| Exercise goal |
Gather every line from the entries below that includes "screenshot".

| Information supplied |
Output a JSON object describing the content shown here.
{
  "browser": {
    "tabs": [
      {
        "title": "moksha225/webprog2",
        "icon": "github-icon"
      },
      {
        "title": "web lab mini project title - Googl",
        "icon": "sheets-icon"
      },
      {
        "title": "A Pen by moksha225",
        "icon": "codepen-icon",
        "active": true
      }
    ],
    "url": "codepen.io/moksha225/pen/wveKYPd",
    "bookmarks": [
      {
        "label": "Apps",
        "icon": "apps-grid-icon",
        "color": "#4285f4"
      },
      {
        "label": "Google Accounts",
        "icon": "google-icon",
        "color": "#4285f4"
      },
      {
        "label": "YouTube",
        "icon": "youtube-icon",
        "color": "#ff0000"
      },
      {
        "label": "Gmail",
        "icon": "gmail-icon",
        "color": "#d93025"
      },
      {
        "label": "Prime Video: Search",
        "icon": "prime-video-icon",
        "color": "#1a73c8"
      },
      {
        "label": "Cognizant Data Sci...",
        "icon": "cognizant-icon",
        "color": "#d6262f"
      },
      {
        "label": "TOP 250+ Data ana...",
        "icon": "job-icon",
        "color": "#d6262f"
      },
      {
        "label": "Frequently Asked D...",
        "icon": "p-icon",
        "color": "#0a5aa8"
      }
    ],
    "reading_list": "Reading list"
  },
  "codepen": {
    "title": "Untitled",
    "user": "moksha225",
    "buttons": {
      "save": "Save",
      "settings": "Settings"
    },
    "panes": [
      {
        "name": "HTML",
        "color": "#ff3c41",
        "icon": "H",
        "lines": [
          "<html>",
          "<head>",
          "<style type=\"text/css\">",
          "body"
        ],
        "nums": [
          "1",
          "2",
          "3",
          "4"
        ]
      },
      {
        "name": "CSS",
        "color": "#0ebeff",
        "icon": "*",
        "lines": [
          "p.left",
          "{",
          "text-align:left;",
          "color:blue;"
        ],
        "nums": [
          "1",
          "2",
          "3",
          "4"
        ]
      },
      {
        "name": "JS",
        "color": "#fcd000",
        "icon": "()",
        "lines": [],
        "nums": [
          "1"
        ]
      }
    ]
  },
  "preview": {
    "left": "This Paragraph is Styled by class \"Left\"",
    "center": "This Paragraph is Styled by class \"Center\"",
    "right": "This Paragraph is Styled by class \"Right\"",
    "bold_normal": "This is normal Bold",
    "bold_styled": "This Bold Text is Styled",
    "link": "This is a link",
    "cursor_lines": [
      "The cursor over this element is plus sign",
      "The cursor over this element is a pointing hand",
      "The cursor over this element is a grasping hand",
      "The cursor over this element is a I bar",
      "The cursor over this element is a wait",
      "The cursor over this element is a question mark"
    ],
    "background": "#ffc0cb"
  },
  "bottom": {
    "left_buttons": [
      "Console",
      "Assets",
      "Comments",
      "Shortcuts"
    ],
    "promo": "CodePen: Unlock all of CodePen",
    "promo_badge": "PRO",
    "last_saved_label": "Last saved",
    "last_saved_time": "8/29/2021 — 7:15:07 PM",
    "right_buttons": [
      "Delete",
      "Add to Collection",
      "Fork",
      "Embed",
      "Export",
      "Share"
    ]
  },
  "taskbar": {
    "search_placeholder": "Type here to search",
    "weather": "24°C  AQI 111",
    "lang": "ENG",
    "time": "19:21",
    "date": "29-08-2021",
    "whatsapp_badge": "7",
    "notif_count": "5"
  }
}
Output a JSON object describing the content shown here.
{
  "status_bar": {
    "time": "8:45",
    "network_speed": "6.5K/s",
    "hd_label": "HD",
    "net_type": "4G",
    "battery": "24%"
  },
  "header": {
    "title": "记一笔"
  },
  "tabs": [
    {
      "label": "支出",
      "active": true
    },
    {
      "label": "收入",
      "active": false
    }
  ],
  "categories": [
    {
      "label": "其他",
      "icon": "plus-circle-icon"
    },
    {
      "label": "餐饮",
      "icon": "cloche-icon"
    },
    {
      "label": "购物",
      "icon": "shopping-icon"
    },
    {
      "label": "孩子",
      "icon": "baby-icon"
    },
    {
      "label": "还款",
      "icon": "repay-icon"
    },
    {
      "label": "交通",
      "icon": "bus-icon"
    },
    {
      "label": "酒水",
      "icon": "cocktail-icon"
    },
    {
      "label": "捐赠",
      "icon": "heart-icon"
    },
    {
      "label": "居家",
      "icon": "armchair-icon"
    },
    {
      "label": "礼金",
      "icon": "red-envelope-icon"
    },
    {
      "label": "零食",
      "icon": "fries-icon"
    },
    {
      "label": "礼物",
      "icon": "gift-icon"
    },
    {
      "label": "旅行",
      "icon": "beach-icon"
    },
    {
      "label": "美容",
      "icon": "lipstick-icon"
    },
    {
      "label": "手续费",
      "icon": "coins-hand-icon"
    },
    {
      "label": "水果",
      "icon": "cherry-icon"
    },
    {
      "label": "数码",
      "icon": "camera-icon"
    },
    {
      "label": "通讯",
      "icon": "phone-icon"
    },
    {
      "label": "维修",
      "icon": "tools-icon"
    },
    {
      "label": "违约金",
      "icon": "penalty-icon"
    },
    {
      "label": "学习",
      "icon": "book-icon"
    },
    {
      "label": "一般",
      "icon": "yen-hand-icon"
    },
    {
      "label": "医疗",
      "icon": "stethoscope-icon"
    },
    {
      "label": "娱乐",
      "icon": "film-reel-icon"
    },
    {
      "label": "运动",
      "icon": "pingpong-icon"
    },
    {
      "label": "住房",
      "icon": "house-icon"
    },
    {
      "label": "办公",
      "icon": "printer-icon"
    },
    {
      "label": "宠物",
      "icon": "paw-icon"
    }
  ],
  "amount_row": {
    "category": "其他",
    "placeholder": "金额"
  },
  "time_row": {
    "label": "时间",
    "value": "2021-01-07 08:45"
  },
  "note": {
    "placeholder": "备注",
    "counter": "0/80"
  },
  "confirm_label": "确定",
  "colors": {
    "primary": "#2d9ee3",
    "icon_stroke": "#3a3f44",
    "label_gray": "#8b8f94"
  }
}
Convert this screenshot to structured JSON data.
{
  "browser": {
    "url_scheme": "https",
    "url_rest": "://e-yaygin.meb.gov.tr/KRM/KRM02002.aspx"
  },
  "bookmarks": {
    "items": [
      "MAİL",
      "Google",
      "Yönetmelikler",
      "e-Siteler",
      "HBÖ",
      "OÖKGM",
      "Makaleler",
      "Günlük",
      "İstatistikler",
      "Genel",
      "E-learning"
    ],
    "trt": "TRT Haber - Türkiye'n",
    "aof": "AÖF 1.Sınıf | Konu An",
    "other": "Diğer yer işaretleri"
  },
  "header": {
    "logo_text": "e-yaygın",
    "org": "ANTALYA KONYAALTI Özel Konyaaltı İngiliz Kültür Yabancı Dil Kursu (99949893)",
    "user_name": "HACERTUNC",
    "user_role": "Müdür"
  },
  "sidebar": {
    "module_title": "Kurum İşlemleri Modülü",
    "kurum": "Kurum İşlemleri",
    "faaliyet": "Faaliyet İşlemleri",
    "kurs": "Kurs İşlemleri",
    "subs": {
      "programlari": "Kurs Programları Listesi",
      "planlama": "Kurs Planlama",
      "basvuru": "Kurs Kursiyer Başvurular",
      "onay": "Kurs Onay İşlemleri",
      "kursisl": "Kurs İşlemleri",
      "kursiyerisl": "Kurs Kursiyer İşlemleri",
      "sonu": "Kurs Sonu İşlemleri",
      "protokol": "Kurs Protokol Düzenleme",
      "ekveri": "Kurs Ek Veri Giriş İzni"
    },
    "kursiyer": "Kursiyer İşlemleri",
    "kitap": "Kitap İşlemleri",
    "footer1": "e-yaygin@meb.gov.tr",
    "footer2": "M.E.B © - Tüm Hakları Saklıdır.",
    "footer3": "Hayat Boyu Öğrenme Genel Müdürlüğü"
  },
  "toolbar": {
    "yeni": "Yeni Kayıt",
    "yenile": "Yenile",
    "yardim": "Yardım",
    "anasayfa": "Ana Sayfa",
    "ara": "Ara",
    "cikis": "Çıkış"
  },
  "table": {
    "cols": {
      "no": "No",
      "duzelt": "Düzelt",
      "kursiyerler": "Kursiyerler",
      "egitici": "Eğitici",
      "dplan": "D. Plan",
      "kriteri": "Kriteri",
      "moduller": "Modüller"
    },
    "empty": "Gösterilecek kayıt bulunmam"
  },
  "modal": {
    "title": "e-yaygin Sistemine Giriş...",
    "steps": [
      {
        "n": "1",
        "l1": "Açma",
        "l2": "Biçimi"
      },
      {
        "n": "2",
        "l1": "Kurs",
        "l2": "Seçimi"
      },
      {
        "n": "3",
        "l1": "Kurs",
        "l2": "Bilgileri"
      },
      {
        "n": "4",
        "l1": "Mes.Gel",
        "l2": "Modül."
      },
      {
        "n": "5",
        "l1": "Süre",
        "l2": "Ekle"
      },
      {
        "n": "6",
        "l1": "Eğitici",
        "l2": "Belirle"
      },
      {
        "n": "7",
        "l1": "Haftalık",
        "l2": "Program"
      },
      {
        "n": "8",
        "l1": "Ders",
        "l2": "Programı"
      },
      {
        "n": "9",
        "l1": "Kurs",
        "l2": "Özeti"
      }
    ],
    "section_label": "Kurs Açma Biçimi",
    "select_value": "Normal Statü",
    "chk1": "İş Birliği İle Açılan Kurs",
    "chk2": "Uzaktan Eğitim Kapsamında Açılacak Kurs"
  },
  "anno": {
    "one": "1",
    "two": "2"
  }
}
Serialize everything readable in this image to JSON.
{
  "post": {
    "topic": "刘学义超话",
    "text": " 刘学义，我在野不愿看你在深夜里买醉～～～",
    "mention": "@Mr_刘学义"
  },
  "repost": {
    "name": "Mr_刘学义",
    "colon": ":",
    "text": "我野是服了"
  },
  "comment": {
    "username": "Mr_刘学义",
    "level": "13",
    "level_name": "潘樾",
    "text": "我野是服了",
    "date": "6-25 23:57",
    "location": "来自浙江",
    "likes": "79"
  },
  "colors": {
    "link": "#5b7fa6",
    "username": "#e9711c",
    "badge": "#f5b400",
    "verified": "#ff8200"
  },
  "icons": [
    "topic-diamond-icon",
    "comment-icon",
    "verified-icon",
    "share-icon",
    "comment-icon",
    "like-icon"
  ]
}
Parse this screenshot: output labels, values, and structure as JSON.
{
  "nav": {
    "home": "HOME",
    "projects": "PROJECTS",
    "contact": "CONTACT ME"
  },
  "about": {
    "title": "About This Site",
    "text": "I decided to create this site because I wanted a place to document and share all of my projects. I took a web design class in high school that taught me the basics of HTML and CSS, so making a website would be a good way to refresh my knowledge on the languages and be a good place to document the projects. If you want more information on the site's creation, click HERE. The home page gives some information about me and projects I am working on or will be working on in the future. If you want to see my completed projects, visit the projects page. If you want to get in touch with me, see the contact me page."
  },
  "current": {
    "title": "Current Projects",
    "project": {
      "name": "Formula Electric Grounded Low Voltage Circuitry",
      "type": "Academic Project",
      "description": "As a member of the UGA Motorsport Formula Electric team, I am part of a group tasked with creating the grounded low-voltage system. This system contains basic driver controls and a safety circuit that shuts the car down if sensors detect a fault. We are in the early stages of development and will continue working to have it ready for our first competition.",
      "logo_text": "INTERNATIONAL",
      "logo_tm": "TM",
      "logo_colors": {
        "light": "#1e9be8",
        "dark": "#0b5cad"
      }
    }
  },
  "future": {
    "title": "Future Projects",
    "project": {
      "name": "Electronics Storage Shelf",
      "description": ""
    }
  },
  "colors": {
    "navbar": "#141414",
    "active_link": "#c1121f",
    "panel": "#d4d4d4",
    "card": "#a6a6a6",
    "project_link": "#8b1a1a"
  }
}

| Expected output |
Convert this screenshot to structured JSON data.
Parse this screenshot: output labels, values, and structure as JSON.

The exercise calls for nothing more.